Researchers from Emory's Rollins School of Public Health have determined that despite decades of progress in reducing cardiovascular deaths, preventable risk factors continue to account for half of heart disease deaths.

Led by Shivani Patel, PhD, researcher in the Hubert Department of Global Health at Rollins School of Public Health, the team studied data from the Behavioral Risk Factor Surveillance System (BRFSS) national surveys from 2009 to 2010.  The goal was to determine the extent to which national cardiovascular mortality could be expected to decrease if all states were successful at reducing those risk factor levels to specified target levels.

Cardiovascular disease remains a leading cause of death nationally. The top five leading preventable risk factors for heart disease are elevated cholesterol, diabetes, hypertension, obesity and smoking. The fraction of cardiovascular deaths that could have been prevented in 2009 to 2010 were reported under two scenarios: complete elimination of risk factors, and a more realistic goal of reduction of risk factors to the best achieved levels in U.S. states in 2009-2010.

Findings suggest that about half of deaths could be prevented if the modifiable risk factors were completely eliminated. Fewer than 10 percent of cardiovascular deaths could be prevented if all states were to achieve risk factor levels observed in the best-performing states.

"All states could benefit from more aggressive policies and programs to help reduce risk of death from heart disease," explains Patel.

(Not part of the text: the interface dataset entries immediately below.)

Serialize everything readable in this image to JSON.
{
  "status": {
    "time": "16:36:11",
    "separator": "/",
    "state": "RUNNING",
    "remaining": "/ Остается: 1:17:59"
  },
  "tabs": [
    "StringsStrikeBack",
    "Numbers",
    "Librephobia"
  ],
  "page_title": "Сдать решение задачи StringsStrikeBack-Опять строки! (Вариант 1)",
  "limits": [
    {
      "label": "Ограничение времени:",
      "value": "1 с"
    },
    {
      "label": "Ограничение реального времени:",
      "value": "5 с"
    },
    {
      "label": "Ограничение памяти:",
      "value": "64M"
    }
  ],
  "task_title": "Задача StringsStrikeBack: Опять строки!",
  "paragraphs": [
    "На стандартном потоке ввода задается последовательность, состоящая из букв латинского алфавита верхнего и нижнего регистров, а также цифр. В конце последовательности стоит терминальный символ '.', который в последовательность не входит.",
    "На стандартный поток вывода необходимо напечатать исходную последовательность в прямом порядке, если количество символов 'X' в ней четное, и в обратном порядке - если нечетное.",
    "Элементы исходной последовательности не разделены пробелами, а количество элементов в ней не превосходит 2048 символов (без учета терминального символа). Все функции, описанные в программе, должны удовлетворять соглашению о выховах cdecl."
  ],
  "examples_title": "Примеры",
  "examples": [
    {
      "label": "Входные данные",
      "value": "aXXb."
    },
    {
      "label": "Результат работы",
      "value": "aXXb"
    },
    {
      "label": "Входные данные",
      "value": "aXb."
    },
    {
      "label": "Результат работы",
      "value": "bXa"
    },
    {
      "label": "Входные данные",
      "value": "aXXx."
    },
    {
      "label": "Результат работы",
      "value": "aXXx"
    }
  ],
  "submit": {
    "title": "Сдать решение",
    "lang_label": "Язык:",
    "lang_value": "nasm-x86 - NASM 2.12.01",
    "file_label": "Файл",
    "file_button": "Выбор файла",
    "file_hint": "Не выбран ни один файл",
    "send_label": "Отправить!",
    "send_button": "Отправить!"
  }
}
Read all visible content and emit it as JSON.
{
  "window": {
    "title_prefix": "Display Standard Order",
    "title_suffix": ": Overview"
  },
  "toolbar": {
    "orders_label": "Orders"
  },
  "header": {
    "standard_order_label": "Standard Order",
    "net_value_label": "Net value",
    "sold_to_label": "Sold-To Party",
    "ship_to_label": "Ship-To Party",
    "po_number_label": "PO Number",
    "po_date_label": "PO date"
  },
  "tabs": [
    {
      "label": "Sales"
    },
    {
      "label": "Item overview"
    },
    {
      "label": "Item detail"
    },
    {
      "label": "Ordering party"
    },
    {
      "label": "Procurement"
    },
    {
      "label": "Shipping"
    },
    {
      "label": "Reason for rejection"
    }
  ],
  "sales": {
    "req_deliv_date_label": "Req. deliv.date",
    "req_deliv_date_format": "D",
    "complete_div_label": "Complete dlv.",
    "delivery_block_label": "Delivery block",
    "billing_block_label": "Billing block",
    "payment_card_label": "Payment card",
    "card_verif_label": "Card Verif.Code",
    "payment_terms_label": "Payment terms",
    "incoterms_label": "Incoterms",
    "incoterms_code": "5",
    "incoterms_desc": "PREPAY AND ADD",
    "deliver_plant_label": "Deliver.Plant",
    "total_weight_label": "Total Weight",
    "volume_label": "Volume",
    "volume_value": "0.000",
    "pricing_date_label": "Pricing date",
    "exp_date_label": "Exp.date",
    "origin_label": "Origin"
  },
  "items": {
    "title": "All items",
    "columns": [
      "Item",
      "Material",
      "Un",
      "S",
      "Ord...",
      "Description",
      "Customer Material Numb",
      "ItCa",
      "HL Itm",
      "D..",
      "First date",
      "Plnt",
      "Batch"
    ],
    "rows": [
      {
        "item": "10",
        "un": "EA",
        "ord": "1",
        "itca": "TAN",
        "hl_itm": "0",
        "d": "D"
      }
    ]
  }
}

Complete findings from national survey data are published in the June edition of Annals of Internal Medicine.